Action item
An exact copy of the data is required. No picture may appear in it.

Stored items
....

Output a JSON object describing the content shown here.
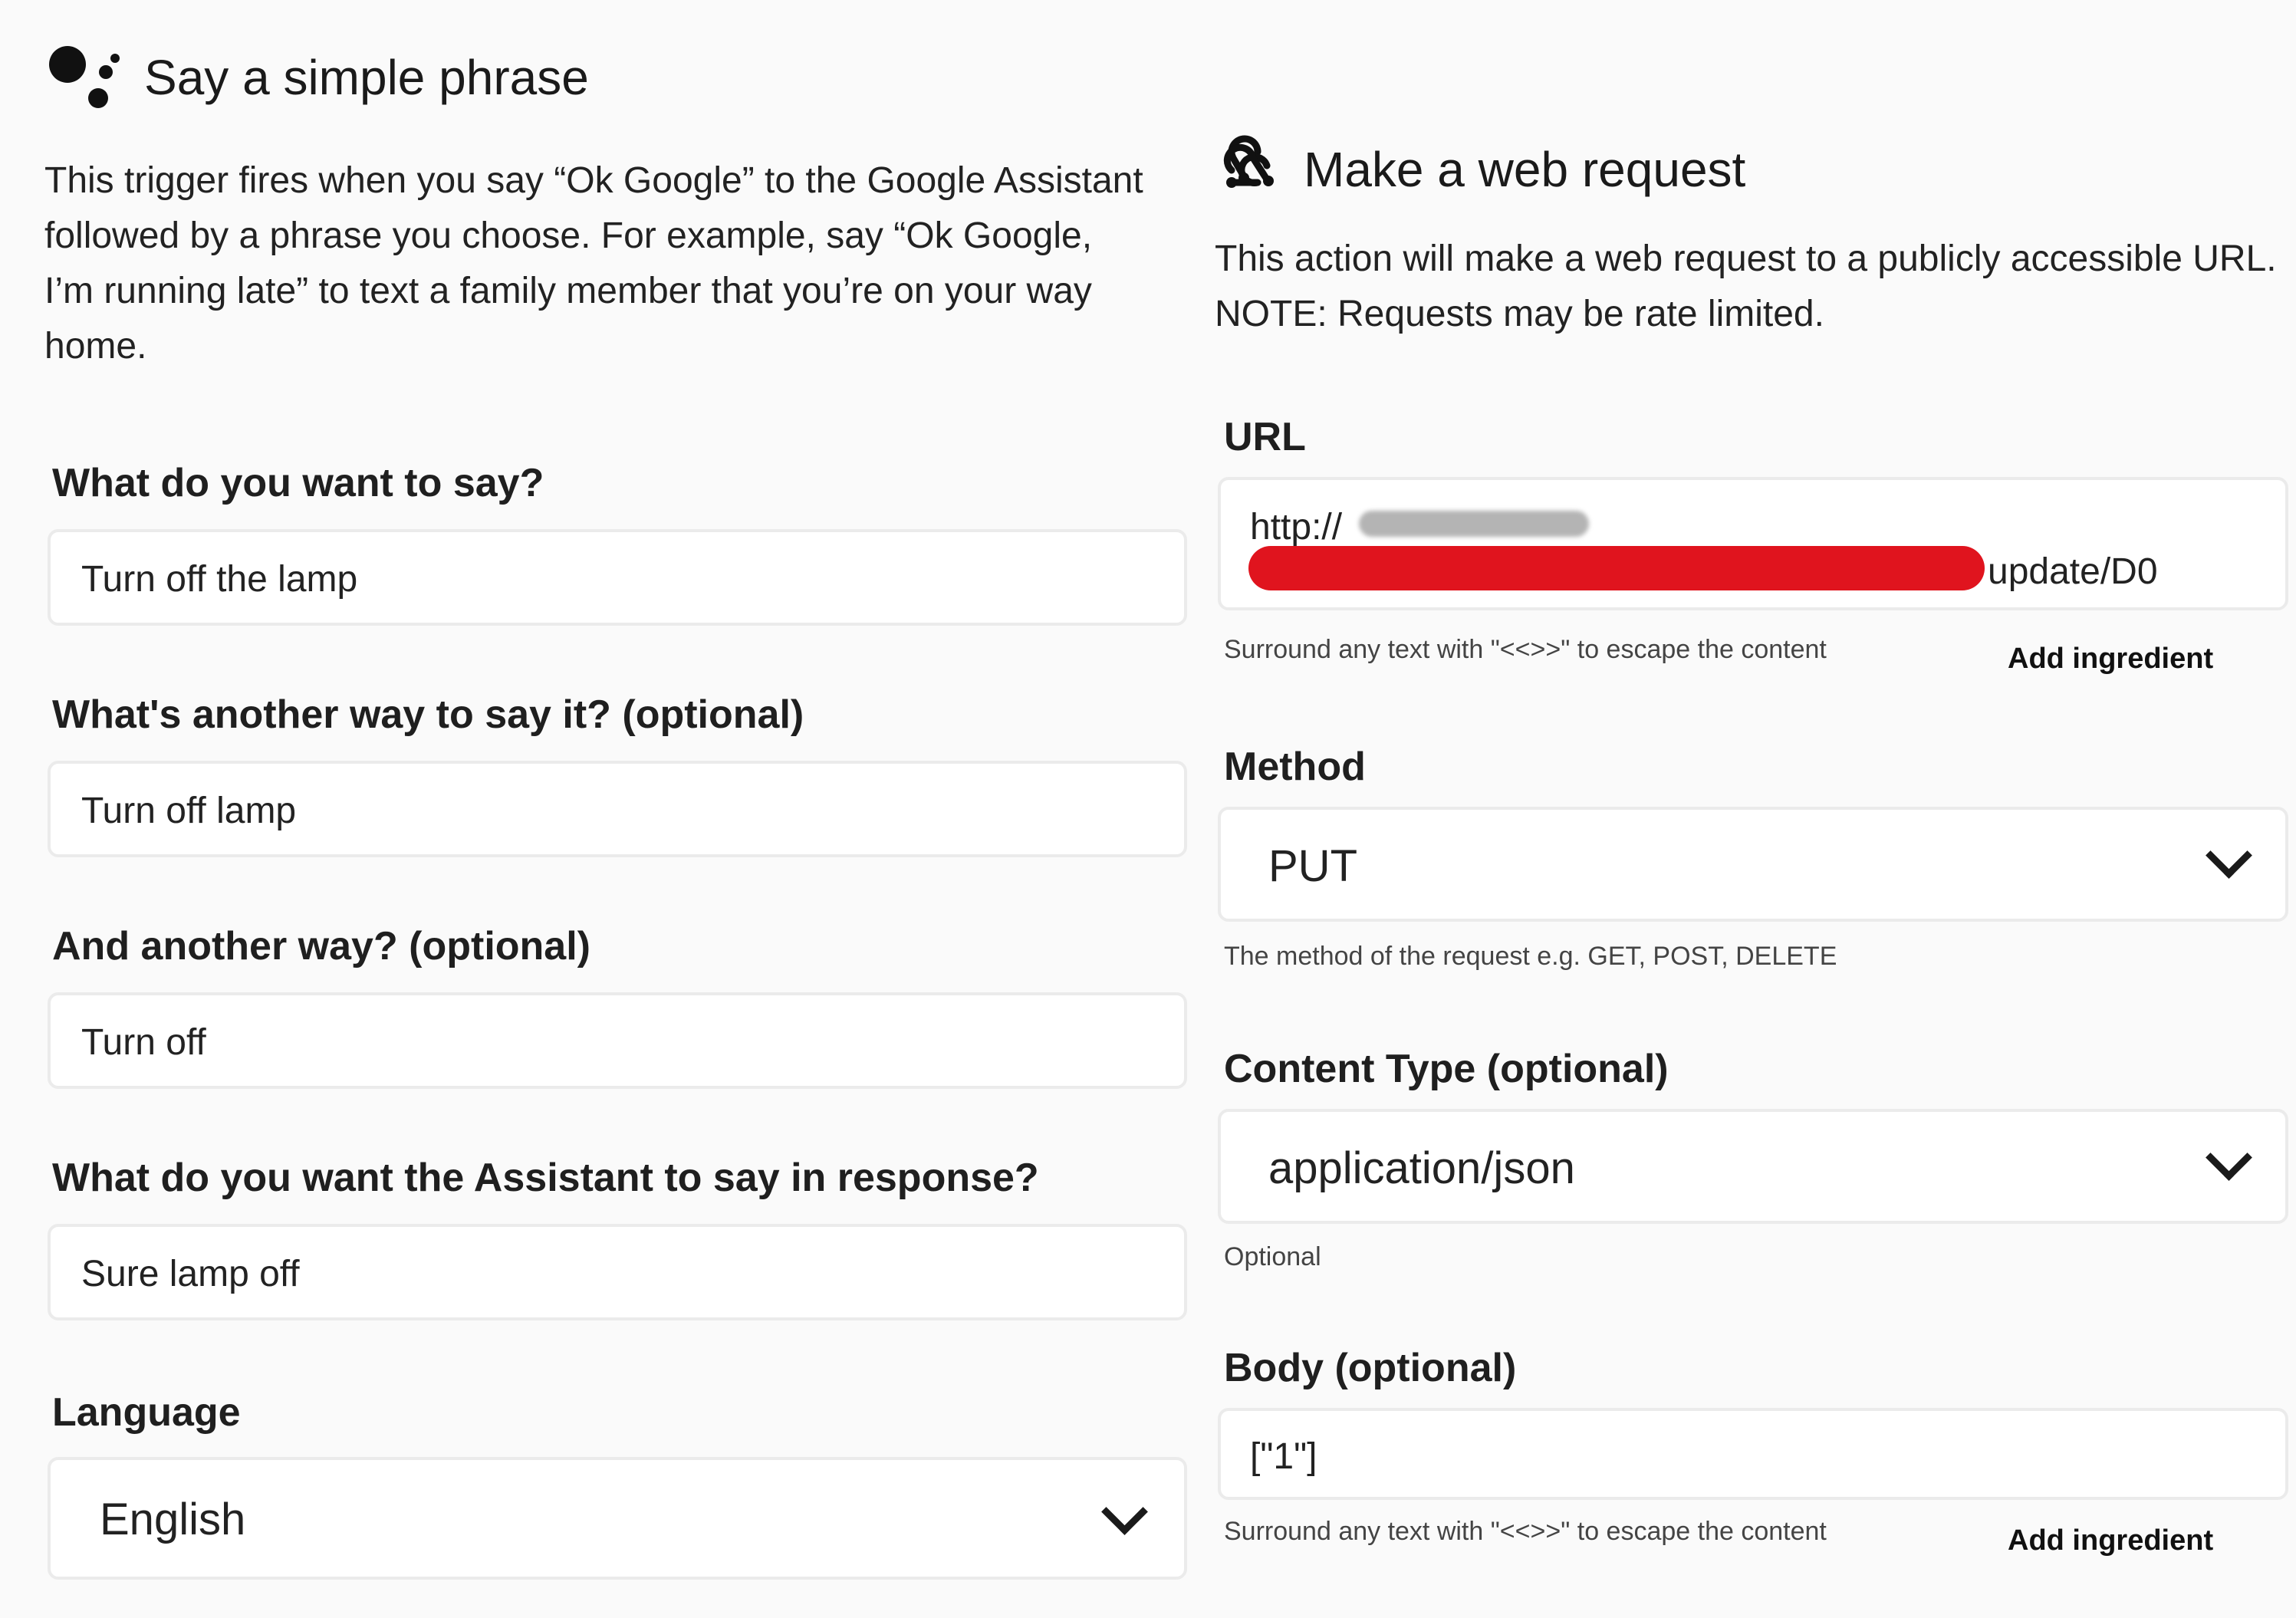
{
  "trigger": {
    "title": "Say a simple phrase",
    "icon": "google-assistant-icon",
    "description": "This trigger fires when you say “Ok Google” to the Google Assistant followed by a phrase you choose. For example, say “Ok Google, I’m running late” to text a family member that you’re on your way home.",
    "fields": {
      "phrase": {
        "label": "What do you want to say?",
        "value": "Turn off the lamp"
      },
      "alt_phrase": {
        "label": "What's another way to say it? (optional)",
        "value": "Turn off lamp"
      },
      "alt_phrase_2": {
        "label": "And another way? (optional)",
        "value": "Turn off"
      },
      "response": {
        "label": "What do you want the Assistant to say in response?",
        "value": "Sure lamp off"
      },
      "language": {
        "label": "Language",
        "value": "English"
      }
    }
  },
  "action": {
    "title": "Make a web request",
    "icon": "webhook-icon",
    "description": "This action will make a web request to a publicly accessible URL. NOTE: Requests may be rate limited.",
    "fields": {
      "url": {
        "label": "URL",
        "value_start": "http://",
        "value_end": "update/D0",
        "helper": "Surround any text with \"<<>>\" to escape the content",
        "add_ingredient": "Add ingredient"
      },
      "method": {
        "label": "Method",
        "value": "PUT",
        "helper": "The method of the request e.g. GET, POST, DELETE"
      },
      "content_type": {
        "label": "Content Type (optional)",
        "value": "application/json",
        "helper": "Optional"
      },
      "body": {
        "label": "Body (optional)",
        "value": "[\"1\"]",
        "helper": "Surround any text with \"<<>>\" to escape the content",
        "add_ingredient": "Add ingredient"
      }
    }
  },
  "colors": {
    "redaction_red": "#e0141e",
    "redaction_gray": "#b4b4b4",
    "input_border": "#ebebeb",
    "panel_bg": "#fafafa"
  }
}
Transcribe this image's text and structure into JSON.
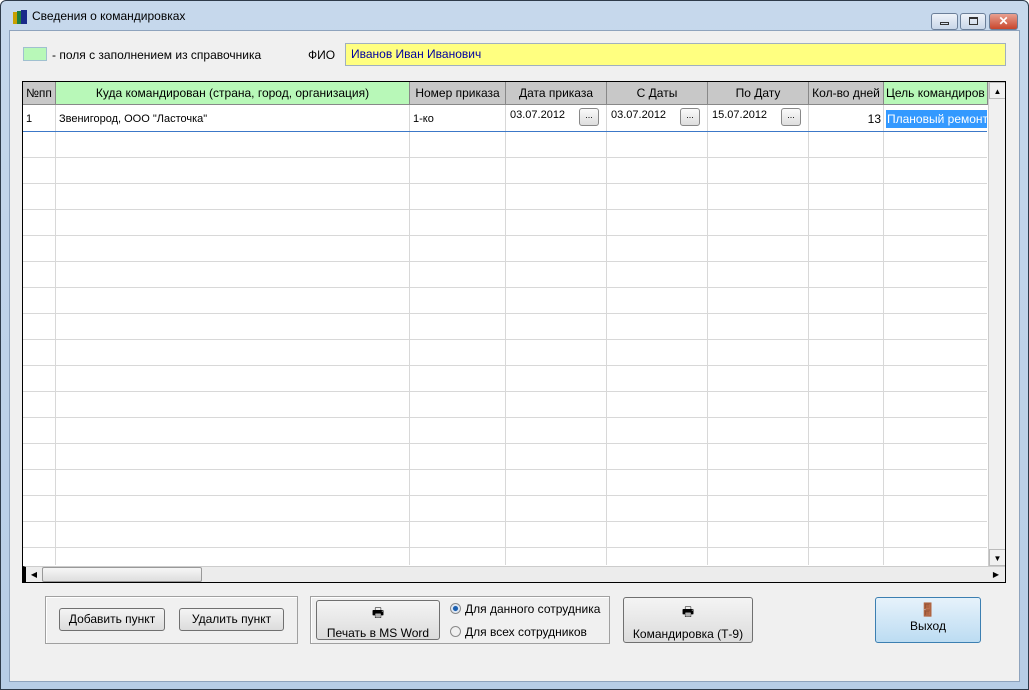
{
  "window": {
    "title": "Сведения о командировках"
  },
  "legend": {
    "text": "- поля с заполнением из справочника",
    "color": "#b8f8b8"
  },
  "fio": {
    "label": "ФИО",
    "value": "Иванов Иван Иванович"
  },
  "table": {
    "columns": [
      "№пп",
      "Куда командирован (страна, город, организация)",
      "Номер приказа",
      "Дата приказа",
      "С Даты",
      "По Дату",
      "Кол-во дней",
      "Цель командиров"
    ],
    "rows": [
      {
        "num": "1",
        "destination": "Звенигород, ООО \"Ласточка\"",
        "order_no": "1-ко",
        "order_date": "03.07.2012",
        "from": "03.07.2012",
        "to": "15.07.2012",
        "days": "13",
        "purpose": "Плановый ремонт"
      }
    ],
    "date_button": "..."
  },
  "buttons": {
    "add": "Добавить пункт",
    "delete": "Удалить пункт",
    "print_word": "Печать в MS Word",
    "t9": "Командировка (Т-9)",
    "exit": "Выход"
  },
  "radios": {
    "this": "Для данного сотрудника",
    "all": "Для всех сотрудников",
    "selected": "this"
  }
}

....

Answer box
Output a JSON object describing the content shown here.
{
  "trigger": {
    "title": "Say a simple phrase",
    "icon": "google-assistant-icon",
    "description": "This trigger fires when you say “Ok Google” to the Google Assistant followed by a phrase you choose. For example, say “Ok Google, I’m running late” to text a family member that you’re on your way home.",
    "fields": {
      "phrase": {
        "label": "What do you want to say?",
        "value": "Turn off the lamp"
      },
      "alt_phrase": {
        "label": "What's another way to say it? (optional)",
        "value": "Turn off lamp"
      },
      "alt_phrase_2": {
        "label": "And another way? (optional)",
        "value": "Turn off"
      },
      "response": {
        "label": "What do you want the Assistant to say in response?",
        "value": "Sure lamp off"
      },
      "language": {
        "label": "Language",
        "value": "English"
      }
    }
  },
  "action": {
    "title": "Make a web request",
    "icon": "webhook-icon",
    "description": "This action will make a web request to a publicly accessible URL. NOTE: Requests may be rate limited.",
    "fields": {
      "url": {
        "label": "URL",
        "value_start": "http://",
        "value_end": "update/D0",
        "helper": "Surround any text with \"<<>>\" to escape the content",
        "add_ingredient": "Add ingredient"
      },
      "method": {
        "label": "Method",
        "value": "PUT",
        "helper": "The method of the request e.g. GET, POST, DELETE"
      },
      "content_type": {
        "label": "Content Type (optional)",
        "value": "application/json",
        "helper": "Optional"
      },
      "body": {
        "label": "Body (optional)",
        "value": "[\"1\"]",
        "helper": "Surround any text with \"<<>>\" to escape the content",
        "add_ingredient": "Add ingredient"
      }
    }
  },
  "colors": {
    "redaction_red": "#e0141e",
    "redaction_gray": "#b4b4b4",
    "input_border": "#ebebeb",
    "panel_bg": "#fafafa"
  }
}
Transcribe this image's text and structure into JSON.
{
  "window": {
    "title": "Сведения о командировках"
  },
  "legend": {
    "text": "- поля с заполнением из справочника",
    "color": "#b8f8b8"
  },
  "fio": {
    "label": "ФИО",
    "value": "Иванов Иван Иванович"
  },
  "table": {
    "columns": [
      "№пп",
      "Куда командирован (страна, город, организация)",
      "Номер приказа",
      "Дата приказа",
      "С Даты",
      "По Дату",
      "Кол-во дней",
      "Цель командиров"
    ],
    "rows": [
      {
        "num": "1",
        "destination": "Звенигород, ООО \"Ласточка\"",
        "order_no": "1-ко",
        "order_date": "03.07.2012",
        "from": "03.07.2012",
        "to": "15.07.2012",
        "days": "13",
        "purpose": "Плановый ремонт"
      }
    ],
    "date_button": "..."
  },
  "buttons": {
    "add": "Добавить пункт",
    "delete": "Удалить пункт",
    "print_word": "Печать в MS Word",
    "t9": "Командировка (Т-9)",
    "exit": "Выход"
  },
  "radios": {
    "this": "Для данного сотрудника",
    "all": "Для всех сотрудников",
    "selected": "this"
  }
}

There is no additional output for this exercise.